:: Task item ::
Count, in the listing that follows, every line containing the word "content". Give the number by itself.

--------------------

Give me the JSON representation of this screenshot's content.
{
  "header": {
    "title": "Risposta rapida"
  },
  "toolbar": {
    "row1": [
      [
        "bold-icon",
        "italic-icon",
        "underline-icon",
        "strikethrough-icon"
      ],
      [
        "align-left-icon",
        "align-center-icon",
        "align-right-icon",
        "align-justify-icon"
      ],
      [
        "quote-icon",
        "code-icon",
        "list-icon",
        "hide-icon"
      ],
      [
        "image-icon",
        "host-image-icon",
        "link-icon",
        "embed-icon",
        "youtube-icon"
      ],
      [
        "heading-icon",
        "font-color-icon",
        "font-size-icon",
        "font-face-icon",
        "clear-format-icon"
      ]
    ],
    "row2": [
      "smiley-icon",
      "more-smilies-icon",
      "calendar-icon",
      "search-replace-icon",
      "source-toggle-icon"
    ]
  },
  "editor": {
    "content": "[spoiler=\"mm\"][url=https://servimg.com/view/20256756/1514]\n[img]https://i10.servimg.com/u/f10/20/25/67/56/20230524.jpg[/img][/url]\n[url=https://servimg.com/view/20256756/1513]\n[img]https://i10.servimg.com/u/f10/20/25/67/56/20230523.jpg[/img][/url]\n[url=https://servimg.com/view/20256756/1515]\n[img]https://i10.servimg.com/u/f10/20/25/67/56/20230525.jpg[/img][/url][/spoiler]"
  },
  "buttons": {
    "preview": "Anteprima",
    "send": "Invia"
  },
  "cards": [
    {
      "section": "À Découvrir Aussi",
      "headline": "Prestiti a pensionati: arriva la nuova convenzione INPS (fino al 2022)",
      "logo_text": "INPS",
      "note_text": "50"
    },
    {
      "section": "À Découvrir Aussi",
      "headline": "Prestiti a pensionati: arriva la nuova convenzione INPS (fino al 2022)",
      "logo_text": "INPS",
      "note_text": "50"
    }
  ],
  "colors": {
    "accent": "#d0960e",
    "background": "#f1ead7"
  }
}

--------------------

:: Exercise response ::
2